Margarita Stipnieks was born in Latvia, and graduated from the Academy of Art in Riga. After exhibiting in Europe and the United States of America, Stipnieks arrived in Australia in 1950, and settled in Adelaide, painting still-life (especially flowers), portraits and figure work. She was accepted as a Fellow of the Royal South Australian Society of Arts, and in 1963 was appointed visiting lecturer at the South Australian School of Art.
In the late 1960s, Stipnieks gave private lessons at Carrick Hill to Ursula Hayward (q. v.) and a group of friends. The tutor’s penchant for impasted textures and strong tonal contrasts is echoed in the pupil’s flower paintings also in the Australian Collection Exhibition.
Possible alias used Margarita Anna Klebachs.
“The artist Margarita Stipnieks, born on 26 July 1910, was present at her own 100th anniversary exhibition at the Talsi Museum.
Her paintings move with the times and with her life experience – the retrospective encompasses the period from 1940 to 2010.
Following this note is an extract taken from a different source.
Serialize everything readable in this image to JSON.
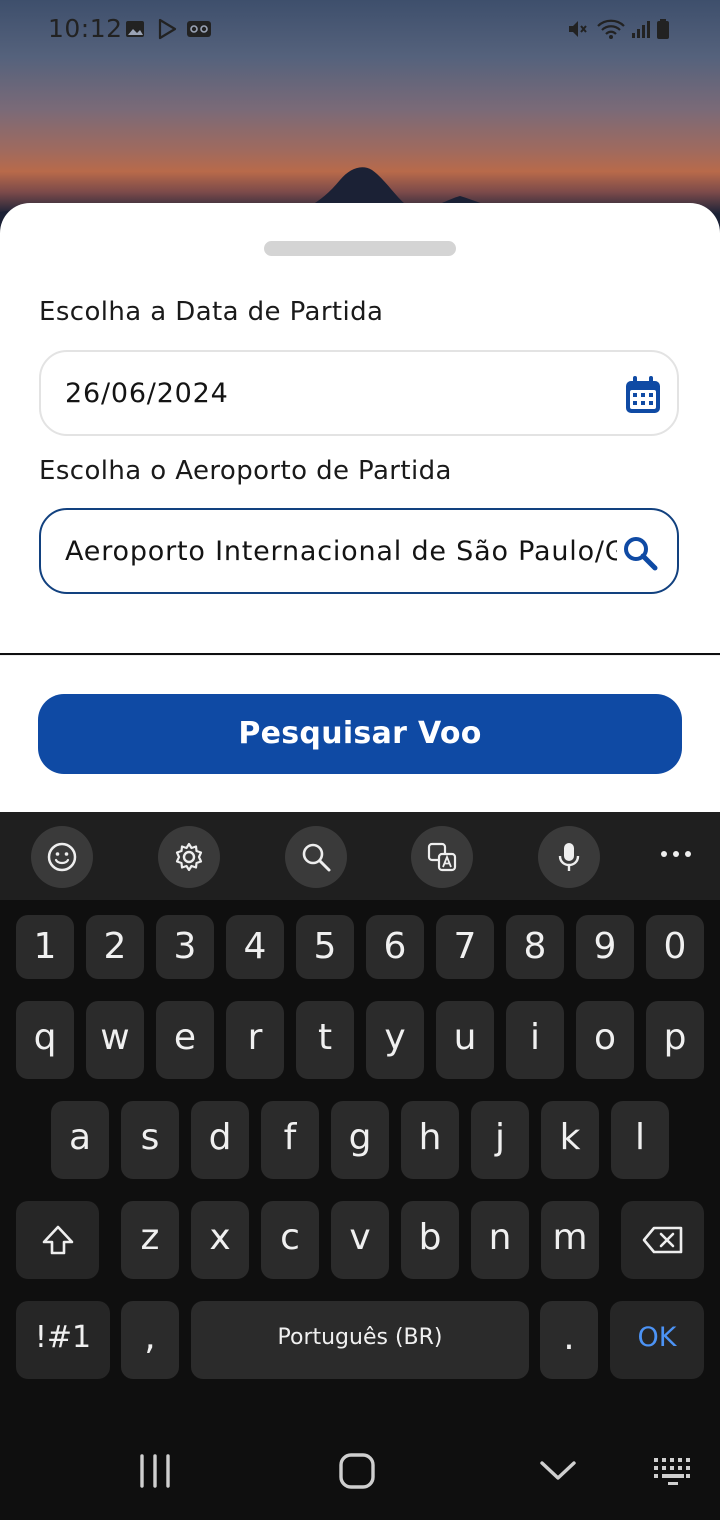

Margarita Stīpnieks has had her life story recorded for the National Oral History collection, in which the main highlights are:
Living as a First World War refugee from the age of five to ten in the Pskov region in Russia; studying at the Latvian Academy of Art in the master class of Ģederts Eliass, as a contemporary of Karlis Padegs and Margarita Kovalevska; living in Talsi during the war; experiences as a Second World War refugee and in a DP Camp in Wurzburg, Germany.
The longest period of her life has been spent in Adelaide, Australia, from which she returned to her birthplace of Saldus, Latvia, four years ago.
I do not regret the fact that we had to escape from Latvia, because I have seen so many lands, and met so many interesting people, and I have established so many friendships and seen so many love affairs. It has also been quite difficult, because we didn’t leave to get something in a material sense, but in order to save our family and children.
A recurring image in Margarita’s work is a Madonna and child, painted at various times, in various colours and techniques – a recurring theme for the artist in her life and art. “